Gov’t starts exhuming mass grave in Sinjar
ERBIL — The Iraqi government has started exhuming a mass grave left behind by the Islamic State group in the northwestern Sinjar region in the presence of Nobel Peace Prize laureate Nadia Murad, whose slain relatives are believed to have been buried in the area.
The exhumation, which is being carried out with U.N. support, began Friday in the village of Kocho. Murad’s official website said it marks the first exhumation of a mass grave containing the remains of Yazidis, a religious minority targeted for extermination by the extremists.
IS militants rampaged across Sinjar in 2014, killing Yazidi men and abducting thousands of women and children. Many followers of the minority faith are still missing, after women were forced into sexual slavery and boys were indoctrinated in jihadi ideology.
Landslide knocks over homes, killing seven
BEIJING — Hundreds of police, firefighters and medical personnel joined rescue efforts on Saturday after a landslide in northern China knocked down several buildings, killing seven people and leaving 13 others missing.
The landslide hit Xiangning county in Shanxi province early Friday evening, provincial authorities said. Two residential buildings, home to a total of 14 households, and a public bathhouse collapsed under the weight of the falling earth.
State television CCTV said seven people were confirmed dead as of Saturday afternoon. It said 20 others had been rescued from the debris and 13 remained missing.
Major fires mar 18th weekend of protests
PARIS — French yellow-vest protesters set life-threatening fires, smashed up luxury stores in Paris and clashed with police Saturday in the 18th straight weekend of demonstrations against President Emmanuel Macron. Large plumes of smoke rose above the rioting on Paris’ landmark Champs-Elysees avenue, and a mother and her child were just barely saved from a building blaze.
Cobblestones flew in the air, and smoke from fires set by protesters mingled with clouds of tear gas sprayed by police, as tensions continued for hours along the Champs-Elysees.
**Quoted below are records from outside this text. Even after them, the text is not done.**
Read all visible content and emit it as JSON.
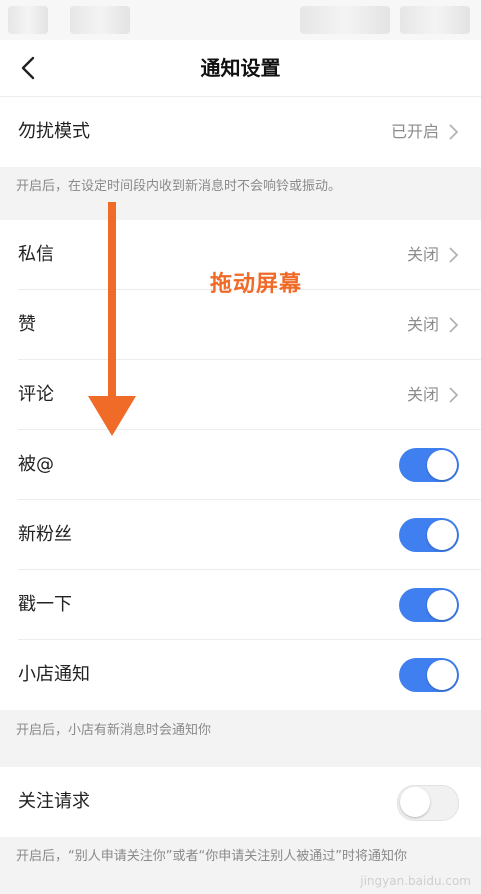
{
  "header": {
    "title": "通知设置"
  },
  "dnd": {
    "label": "勿扰模式",
    "value": "已开启"
  },
  "dnd_note": "开启后，在设定时间段内收到新消息时不会响铃或振动。",
  "rows": [
    {
      "label": "私信",
      "value": "关闭"
    },
    {
      "label": "赞",
      "value": "关闭"
    },
    {
      "label": "评论",
      "value": "关闭"
    }
  ],
  "toggles": [
    {
      "label": "被@",
      "on": true
    },
    {
      "label": "新粉丝",
      "on": true
    },
    {
      "label": "戳一下",
      "on": true
    },
    {
      "label": "小店通知",
      "on": true
    }
  ],
  "shop_note": "开启后，小店有新消息时会通知你",
  "follow": {
    "label": "关注请求",
    "on": false
  },
  "follow_note": "开启后，“别人申请关注你”或者“你申请关注别人被通过”时将通知你",
  "annotation": "拖动屏幕",
  "colors": {
    "toggle_on": "#3f7ff0",
    "annotation": "#f06a28"
  },
  "watermark": "jingyan.baidu.com"
}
By dusk, as the demonstrators had dispersed, the famed avenue was a blackened expanse.
The violence comes at a watershed moment for a movement, which had been fizzling in recent weeks, and at the end of a two-month-long national debate called by Macron that protesters say failed to answer their demands for economic justice.
Police appeared to be caught off guard by the speed and severity of Saturday’s unrest.
Guaido, Maduro hold competing rallies
VALENCIA — Venezuelan opposition leader Juan Guaido embarked on a new stage of his campaign to oust President Nicolas Maduro on Saturday as the rivals held competing rallies in the capital of Caracas, a pattern which has unfolded repeatedly as both sides attempt to convey strength.
Addressing large crowds in the northern city of Valencia, Guaido pledged to deliver a better life for struggling Venezuelans as he began a planned tour of the country gripped by an economic and political crisis.
“We’re stronger than ever,” said U.S.-backed Guaido from a podium draped with a large Venezuelan flag.
Ruling chief speaks against LGBT rights
WARSAW — The leader of Poland’s right-wing ruling party used hostile language Saturday while speaking against rights for LGBT persons, a subject that has risen to prominence in his political campaign ahead of crucial elections in Poland this year.
Jaroslaw Kaczynski spoke to Law and Justice party activists and government members at a convention in Katowice, ahead of both the European Parliament election, slated in Poland for May 26, and of Poland’s general election in the fall.
“This is not about tolerance. This is about the affirmation of same-sex unions, about their marriage, and their right to adopt children,” Kaczynski, 69, said emphatically. “We want to say it clearly. We are saying ‘No!,’ especially when it concerns children. Stay away from our children!”
Polish law does not allow same-sex marriages.